Pre-Screening Like a Pro

Shoutout to all of you who are currently preparing for your pre-screenings! For those of you who don’t know, a pre-screening is a bit like a pre-audition, so the teachers at the school you are applying to can determine whether you are at the level to be considered for a live audition. For some instruments and schools, so many people apply that it would be impossible for everyone to audition live, so pre-screenings help to narrow it down.

Here are five tips on how to prepare for, record, and submit your pre-screening audition with minimal suffering:

1.    Check the requirements for EVERY school.

Some schools require pre-screenings, and some don’t. Since I’m a flute player, and there are about ten billion other flute players my age, every one of my schools required me to submit a pre-screening audition. Some of my other friends who played bassoon or trumpet were not required to submit pre-screenings to all of their schools. The application portion of every school website specifies whether you have to send in a pre-screening or not. Be sure to make note of the deadline, the repertoire required, and whether or not an accompanist is required. If you don’t follow the requirements, your pre-screening could be

(Email the professor or the school if you have repertoire-specific questions!

(Email the professor or the school if you have repertoire-specific questions!

2.    Keep track of your requirements.

Make sure you have all of your information organized in some way--spreadsheets or Word documents are good, but something like a Google Doc is great because you can access it anyway. I kept a notebook with me, and I wrote down the specific requirements of each school, the deadlines, and just about every bit of information I could.

3.    Pick your repertoire.

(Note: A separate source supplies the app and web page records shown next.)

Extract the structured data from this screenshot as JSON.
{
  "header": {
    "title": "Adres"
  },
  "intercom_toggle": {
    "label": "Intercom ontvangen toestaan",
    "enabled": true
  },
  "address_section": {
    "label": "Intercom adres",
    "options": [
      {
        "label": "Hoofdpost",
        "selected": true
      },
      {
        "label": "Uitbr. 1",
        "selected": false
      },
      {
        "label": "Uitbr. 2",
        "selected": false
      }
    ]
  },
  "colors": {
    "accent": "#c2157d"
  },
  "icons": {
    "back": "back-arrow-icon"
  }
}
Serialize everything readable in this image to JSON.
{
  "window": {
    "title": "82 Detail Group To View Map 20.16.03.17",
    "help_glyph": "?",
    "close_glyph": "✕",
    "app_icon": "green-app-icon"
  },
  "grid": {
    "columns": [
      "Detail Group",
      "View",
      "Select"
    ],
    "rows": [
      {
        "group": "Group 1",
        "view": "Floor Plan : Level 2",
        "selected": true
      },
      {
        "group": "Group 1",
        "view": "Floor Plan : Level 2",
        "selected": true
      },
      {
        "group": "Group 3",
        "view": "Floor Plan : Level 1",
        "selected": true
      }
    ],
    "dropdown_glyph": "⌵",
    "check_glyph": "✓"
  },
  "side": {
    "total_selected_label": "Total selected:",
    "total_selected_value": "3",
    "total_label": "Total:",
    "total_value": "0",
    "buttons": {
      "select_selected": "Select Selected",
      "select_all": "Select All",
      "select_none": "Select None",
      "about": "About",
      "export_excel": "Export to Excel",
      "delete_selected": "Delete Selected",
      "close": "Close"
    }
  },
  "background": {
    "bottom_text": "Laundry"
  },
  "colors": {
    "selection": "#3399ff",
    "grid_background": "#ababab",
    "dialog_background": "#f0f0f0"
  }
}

A lot of my schools had similar repertoire requirements, so I tried to pick pieces that fit as many schools’ requirements as possible. This makes practicing and recording a lot easier, since you aren’t trying to prepare a ton of different pieces for every single school as opposed to just a few.

But don’t worry, the repertoire requirements are (usually) manageable

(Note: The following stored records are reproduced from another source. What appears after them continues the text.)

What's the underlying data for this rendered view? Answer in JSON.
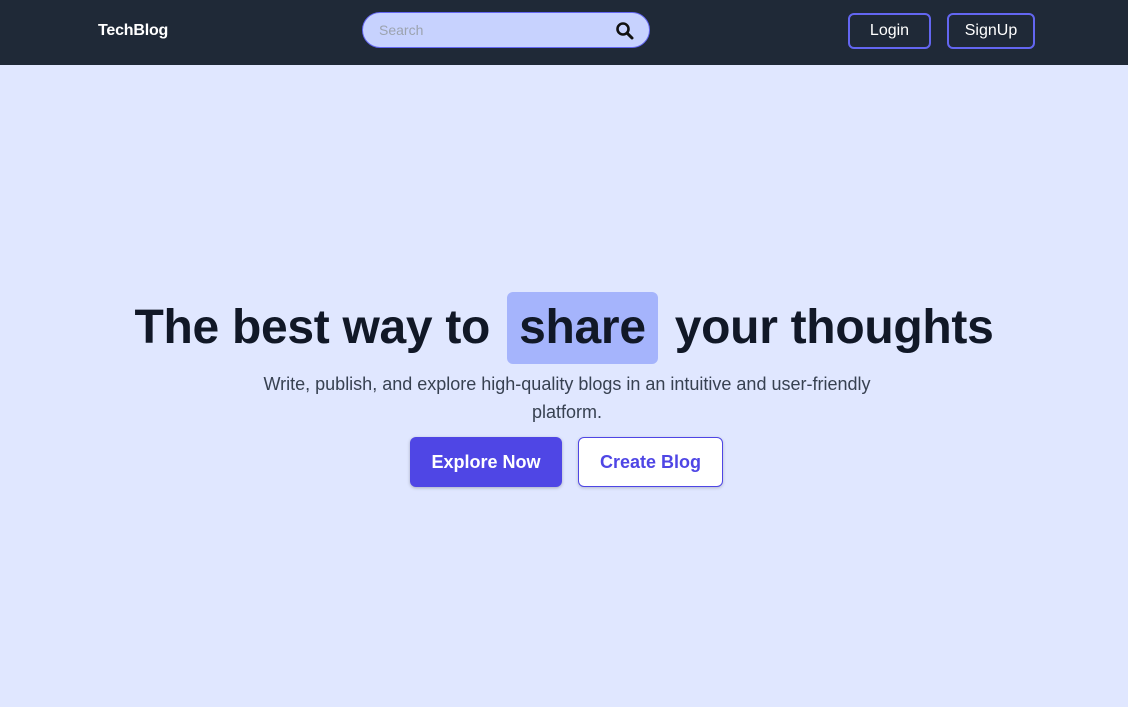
{
  "navbar": {
    "brand": "TechBlog",
    "search": {
      "placeholder": "Search",
      "value": "",
      "icon": "search-icon"
    },
    "login_label": "Login",
    "signup_label": "SignUp"
  },
  "hero": {
    "title_before": "The best way to",
    "title_highlight": "share",
    "title_after": "your thoughts",
    "subtitle": "Write, publish, and explore high-quality blogs in an intuitive and user-friendly platform.",
    "primary_cta": "Explore Now",
    "secondary_cta": "Create Blog"
  },
  "colors": {
    "navbar_bg": "#1f2937",
    "page_bg": "#e0e7ff",
    "accent": "#4f46e5",
    "highlight_bg": "#a5b4fc",
    "search_bg": "#c7d2fe",
    "button_border": "#6366f1"
  }
}
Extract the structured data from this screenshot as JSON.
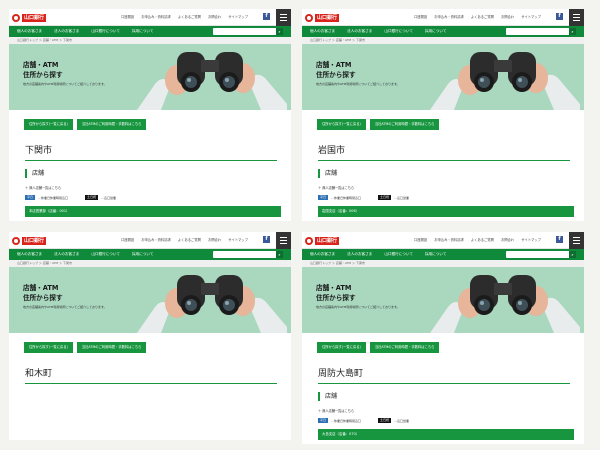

But don’t worry, the repertoire requirements are (usually) manageable

4.    (Over)prepare for disaster.

Recording sessions can be stressful--there is a huge time crunch, you want to make a perfect recording, and you are STRESSED. Don’t forget a spare SD card. And batteries. And your music. If you’re recording with a device that requires battery power, be sure to have spare batteries or an extension cord/charger on hand. For some reason, whenever I record, this magical phenomenon occurs in which any device I use, no matter how full the battery is, dies halfway through my recording. Or my SD card runs out of memory. Or my accompanist shows up late. Or I get locked out of the recording space.

5.    Double-, triple-, and quadruple-check your application.

Congrats, you survived your recording session! Now comes the “easy” part: picking and uploading your best recordings. I recommend you do this a few days before the application is due in case you realize you didn’t record a piece or you’re unsatisfied with your current recordings. Make sure you upload the right recordings to the right schools before you hit submit, and enjoy your feeling of accomplishment!

 

Do you even pre-screen, bro?

Do you even pre-screen, bro?

Preparing for the Juilliard Dance Audition

Preparing for the Juilliard Dance Audition